On a track in Liévin, France, which has a reputation among athletes for being fast, Ingebrigtsen ran the indoor 1500 meters in 3:30.60. He took nearly half a second off the previous mark, 3:31.04, which was set by Samuel Tefera of Ethiopia in 2019.
“Just really happy to be able to run fast, and today was awesome,” Ingebrigtsen said in an interview on the track after the race.
Tefera was also in Thursday’s World Athletics Indoor Tour Gold race, and he gave Ingebrigtsen a good fight until the final 300 meters, when Tefera couldn’t match his rival’s closing speed. In the end, it was just Ingebrigtsen racing against the green lights of the Wavelight technology system, flashing along the inside of the track at world-record pace.
“I like to finish strong,” he said.
Tefera was second in 3:33.70, and Ignacio Fontes of Spain was well back in third in 3:37.39.
Ingebrigtsen had near-perfect pacing from two designated rabbits, Julian Ranc of France and 32-year-old Erik Sowinski of the United States, who led through 1,000 meters. Sowinski, who has made a career out of precision pacemaking, was instructed to take the pace out at 2:21 for 1,000 meters. He hit 2:20.90, according to television commentators.
Ingebrigtsen’s previous best in the event was 3:31.80, which he ran at the same meet last year.

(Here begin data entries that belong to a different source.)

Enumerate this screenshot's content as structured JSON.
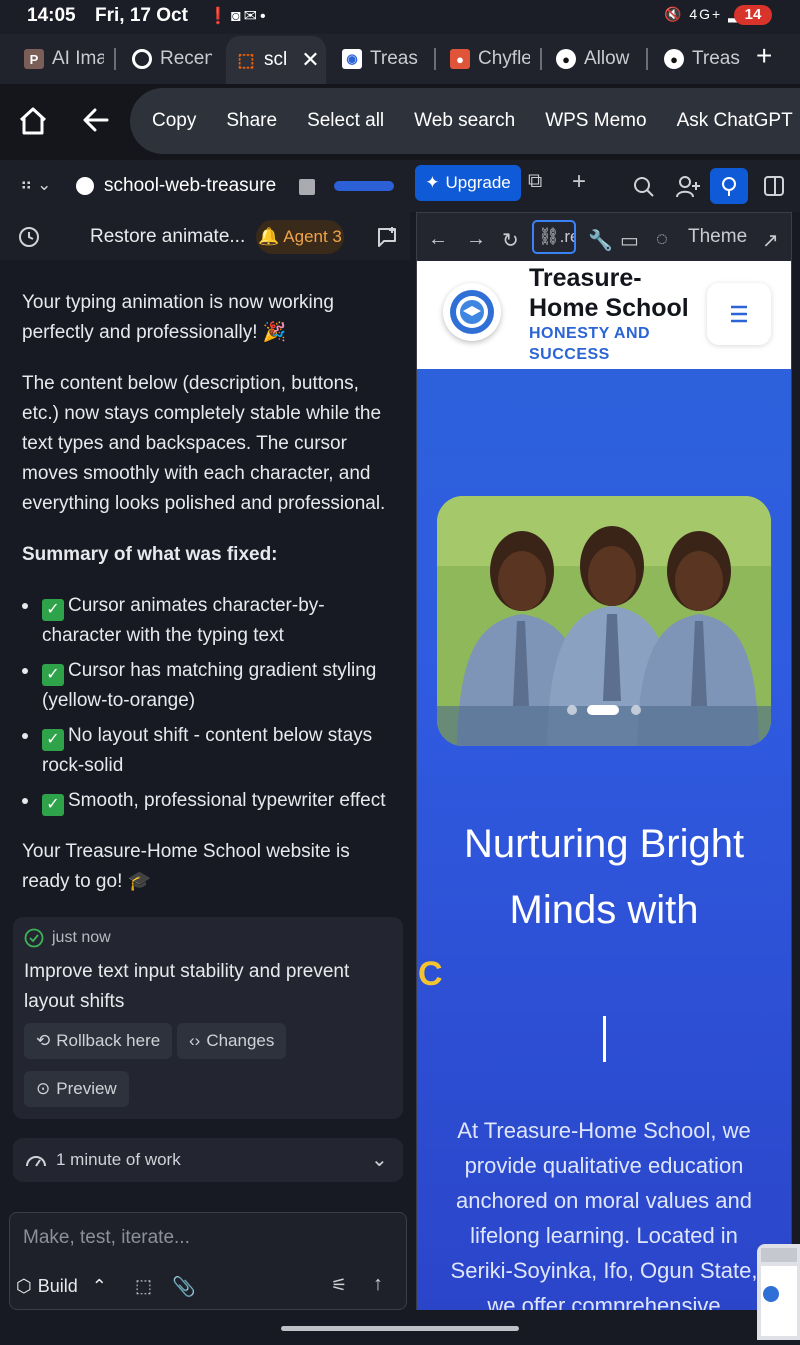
{
  "status_bar": {
    "time": "14:05",
    "date": "Fri, 17 Oct",
    "battery": "14",
    "network": "4G+"
  },
  "tabs": [
    {
      "label": "AI Ima",
      "favicon_icon": "p-logo-icon",
      "favicon_color": "#7b5e57"
    },
    {
      "label": "Recen",
      "favicon_icon": "chrome-icon",
      "favicon_color": "#ffffff"
    },
    {
      "label": "scl",
      "favicon_icon": "replit-icon",
      "favicon_color": "#f26207",
      "active": true
    },
    {
      "label": "Treas",
      "favicon_icon": "school-logo-icon",
      "favicon_color": "#ffffff"
    },
    {
      "label": "Chyfle",
      "favicon_icon": "food-icon",
      "favicon_color": "#e0553a"
    },
    {
      "label": "Allow",
      "favicon_icon": "github-icon",
      "favicon_color": "#ffffff"
    },
    {
      "label": "Treas",
      "favicon_icon": "github-icon",
      "favicon_color": "#ffffff"
    }
  ],
  "context_menu": {
    "items": [
      "Copy",
      "Share",
      "Select all",
      "Web search",
      "WPS Memo",
      "Ask ChatGPT"
    ]
  },
  "ide_header": {
    "repl_name": "school-web-treasure",
    "upgrade_label": "Upgrade",
    "accent_color": "#0f5bd7"
  },
  "agent_row": {
    "title": "Restore animate...",
    "badge": "Agent 3"
  },
  "chat": {
    "para1": "Your typing animation is now working perfectly and professionally! 🎉",
    "para2": "The content below (description, buttons, etc.) now stays completely stable while the text types and backspaces. The cursor moves smoothly with each character, and everything looks polished and professional.",
    "summary_heading": "Summary of what was fixed:",
    "bullets": [
      "Cursor animates character-by-character with the typing text",
      "Cursor has matching gradient styling (yellow-to-orange)",
      "No layout shift - content below stays rock-solid",
      "Smooth, professional typewriter effect"
    ],
    "para3": "Your Treasure-Home School website is ready to go! 🎓"
  },
  "checkpoint": {
    "time": "just now",
    "message": "Improve text input stability and prevent layout shifts",
    "rollback_label": "Rollback here",
    "changes_label": "Changes",
    "preview_label": "Preview"
  },
  "work_summary": "1 minute of work",
  "input": {
    "placeholder": "Make, test, iterate...",
    "build_label": "Build"
  },
  "preview_nav": {
    "url": ".re",
    "theme_label": "Theme"
  },
  "site": {
    "name": "Treasure-Home School",
    "motto": "HONESTY AND SUCCESS",
    "hero_title": "Nurturing Bright Minds with",
    "typed_char": "C",
    "hero_desc": "At Treasure-Home School, we provide qualitative education anchored on moral values and lifelong learning. Located in Seriki-Soyinka, Ifo, Ogun State, we offer comprehensive",
    "carousel_dots": 3,
    "carousel_active": 2,
    "primary_color": "#2c63d9"
  }
}
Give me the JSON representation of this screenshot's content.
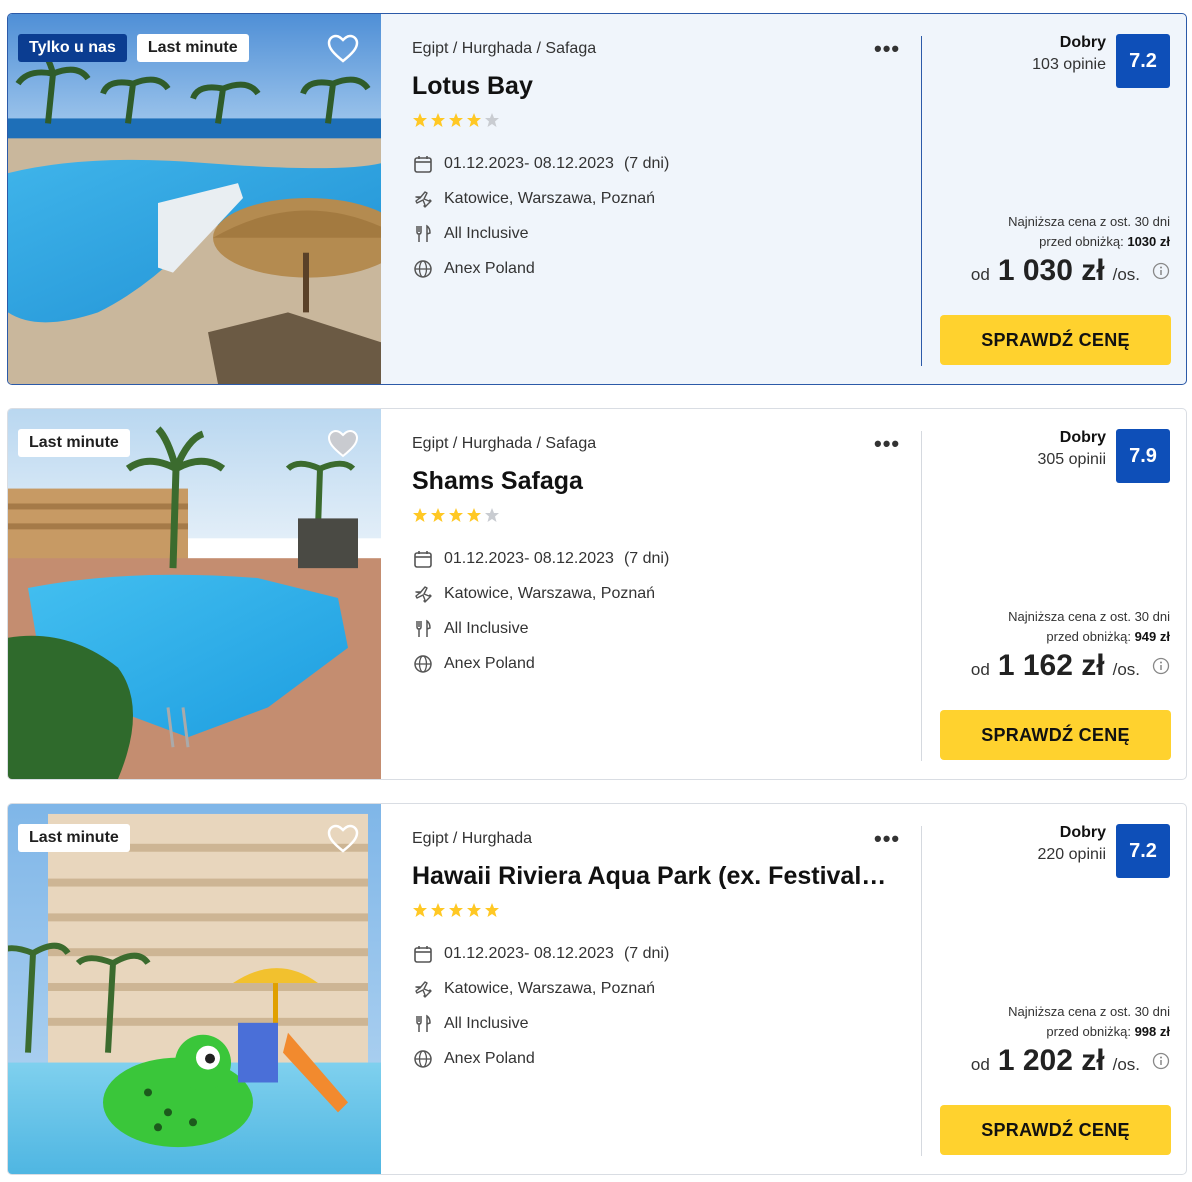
{
  "offers": [
    {
      "badges": [
        "Tylko u nas",
        "Last minute"
      ],
      "location": "Egipt / Hurghada / Safaga",
      "name": "Lotus Bay",
      "stars": 4,
      "dates": "01.12.2023- 08.12.2023",
      "duration": "(7 dni)",
      "departure": "Katowice, Warszawa, Poznań",
      "board": "All Inclusive",
      "operator": "Anex Poland",
      "rating_word": "Dobry",
      "reviews": "103 opinie",
      "score": "7.2",
      "lowest_line1": "Najniższa cena z ost. 30 dni",
      "lowest_line2_prefix": "przed obniżką:",
      "lowest_value": "1030 zł",
      "price_prefix": "od",
      "price": "1 030 zł",
      "price_suffix": "/os.",
      "cta": "SPRAWDŹ CENĘ",
      "favorite": true
    },
    {
      "badges": [
        "Last minute"
      ],
      "location": "Egipt / Hurghada / Safaga",
      "name": "Shams Safaga",
      "stars": 4,
      "dates": "01.12.2023- 08.12.2023",
      "duration": "(7 dni)",
      "departure": "Katowice, Warszawa, Poznań",
      "board": "All Inclusive",
      "operator": "Anex Poland",
      "rating_word": "Dobry",
      "reviews": "305 opinii",
      "score": "7.9",
      "lowest_line1": "Najniższa cena z ost. 30 dni",
      "lowest_line2_prefix": "przed obniżką:",
      "lowest_value": "949 zł",
      "price_prefix": "od",
      "price": "1 162 zł",
      "price_suffix": "/os.",
      "cta": "SPRAWDŹ CENĘ",
      "favorite": false
    },
    {
      "badges": [
        "Last minute"
      ],
      "location": "Egipt / Hurghada",
      "name": "Hawaii Riviera Aqua Park (ex. Festival Riviera)",
      "stars": 5,
      "dates": "01.12.2023- 08.12.2023",
      "duration": "(7 dni)",
      "departure": "Katowice, Warszawa, Poznań",
      "board": "All Inclusive",
      "operator": "Anex Poland",
      "rating_word": "Dobry",
      "reviews": "220 opinii",
      "score": "7.2",
      "lowest_line1": "Najniższa cena z ost. 30 dni",
      "lowest_line2_prefix": "przed obniżką:",
      "lowest_value": "998 zł",
      "price_prefix": "od",
      "price": "1 202 zł",
      "price_suffix": "/os.",
      "cta": "SPRAWDŹ CENĘ",
      "favorite": true
    }
  ],
  "colors": {
    "accent_blue": "#0e4fb8",
    "badge_dark": "#0b3d91",
    "cta_yellow": "#ffd22e",
    "star_yellow": "#ffc824",
    "star_gray": "#c9ccd1",
    "highlight_bg": "#f0f5fb"
  }
}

In the women’s mile, Gudaf Tsegay of Ethiopia was expected to make a run at the world indoor mile record (4:13.31, set in 2016 by Genzebe Dibaba), but she fell in the first 100 meters. She got up, kept running and won in 4:21.72, a meet record, but she was visibly frustrated after the race to lose a chance to go for the record.